This person annoys me, YET STILL I will love them.

My world seems meaningless, YET still I will believe in your purpose.

I am anxious and afraid, YET STILL I will rest in your peace.

I am depressed, YET STILL I will find joy in the hope of your promise.

(What other ‘Yet Still’ prayers come to your mind?)


God’s power is not limited by our prayers. Often he grants us even what we don’t ask for. In fact, every moment he grants us a new breath and every day a new opportunity that we don’t even seek, even in our suffering. We don’t ask for cancer, or pain, or loneliness, or poverty. But even in these situations he offers us unexpected blessings and purpose that we didn’t ask. Why? Because his best for us exceeds what we think is best for us. Our plans and dreams are interrupted and sometimes shred to pieces…YET STILL his purpose and plan exceeds our ambitions. YET STILL he is ready to reveal unexpected blessings that grow our faith, our hope, and our love.


Practice praying “YET STILL” to God in the face of your trouble and experience a purpose and a path of his joy for you.

God’s purpose … Or yours?
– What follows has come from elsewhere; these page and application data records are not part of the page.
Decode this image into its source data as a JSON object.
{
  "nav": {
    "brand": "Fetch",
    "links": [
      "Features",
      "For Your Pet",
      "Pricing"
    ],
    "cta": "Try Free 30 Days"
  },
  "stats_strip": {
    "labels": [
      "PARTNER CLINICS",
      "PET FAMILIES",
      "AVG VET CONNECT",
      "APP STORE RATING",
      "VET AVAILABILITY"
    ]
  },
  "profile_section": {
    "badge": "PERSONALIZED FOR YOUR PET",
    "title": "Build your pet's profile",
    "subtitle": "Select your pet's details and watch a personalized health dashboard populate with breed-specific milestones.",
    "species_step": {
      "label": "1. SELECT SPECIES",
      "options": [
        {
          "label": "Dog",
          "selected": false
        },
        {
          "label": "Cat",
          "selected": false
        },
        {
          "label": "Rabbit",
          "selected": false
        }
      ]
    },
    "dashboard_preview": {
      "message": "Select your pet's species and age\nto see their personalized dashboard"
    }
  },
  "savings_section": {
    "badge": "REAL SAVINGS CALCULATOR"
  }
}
It seems we all search for meaning. We have this desire to live meaningful lives. We want to understand the meaning of suffering in our lives. Victor Frankl, who endured the harsh reality of a Nazi concentration camp observed, “We can endure any ‘How’ of life if we have a ‘Why'”. (Man’s Search for Meaning) But so often, it seems the ‘Why’ eludes us, so we keep searching.


The Holy Spirit doesn’t convict us of our eternal condition and prompt us to turn to Jesus to be ‘saved’ only to live our lives much the same as before. Such a decision involves making a swap, the old self for a new one, the old desires and ambitions for new ones. We aren’t offered an eternal insurance policy so we can go on living dangerously as before. We were called to change and become “new creations.” We see that in the disciples who dropped everything in order to follow Jesus. They were called to a new and higher purpose.


Jesus tells us there is a cost to following him that involves denying ourselves, picking up our cross, and following him wherever he goes…even to the cross. Following him requires swapping our self-seeking purpose in life for his purpose. And it’s a good purpose for living life well, in peace and harmony. But it requires a change in our plans, our lifestyles, and our habits.


Following Jesus also challenges us to change our beliefs and purpose in life, even our purpose for this very day. Society tells us to check off our organized to-do list, get ahead, grab what we can, build ourselves up, accumulate possessions, enjoy pursue happiness at all costs, live in comfort, even luxury. Scripture teaches that God’s plan and purpose for us is to be humble and generous, putting other’s interests before our own, living sacrificially, God-centered not self-centered.


Seeking first the kingdom of God requires that we seek his purpose for our lives. God’s purpose for us isn’t fame or fortune. And I don’t know anyone who willingly chooses cancer, chronic pain, rejection, or loneliness as their purpose in life. But God has a purpose for us to live as fully his even in those conditions.


Abraham was ‘fully persuaded’ that God was able to do what he had promised, and lived according to God’s purpose. Following Jesus requires a purpose in living that also is fully persuaded that God’s plan is better than our own.


Being fully persuaded means that even our small choices demonstrate whether we are following him or going our own way. Choices like becoming frustrated at small things or practicing patience; criticizing others or encouraging them.  When God reveals his truth in our lives it illuminates his purpose for us. And this always requires making adjustments to how we think and act and how we see our purpose. Seek a great purpose in living today, one filled with meaning and eternal reward.


“Then Jesus said to his disciples, “Whoever wants to be my disciple must deny themselves and take up their cross and follow me. For whoever wants to save their life will lose it, but whoever loses their life for me will find it. What good will it be for someone to gain the whole world, yet forfeit their soul? Or what can anyone give in exchange for their soul? For the Son of Man is going to come in his Father’s glory with his angels, and then he will reward each person according to what they have done.”

Matthew 16:24-27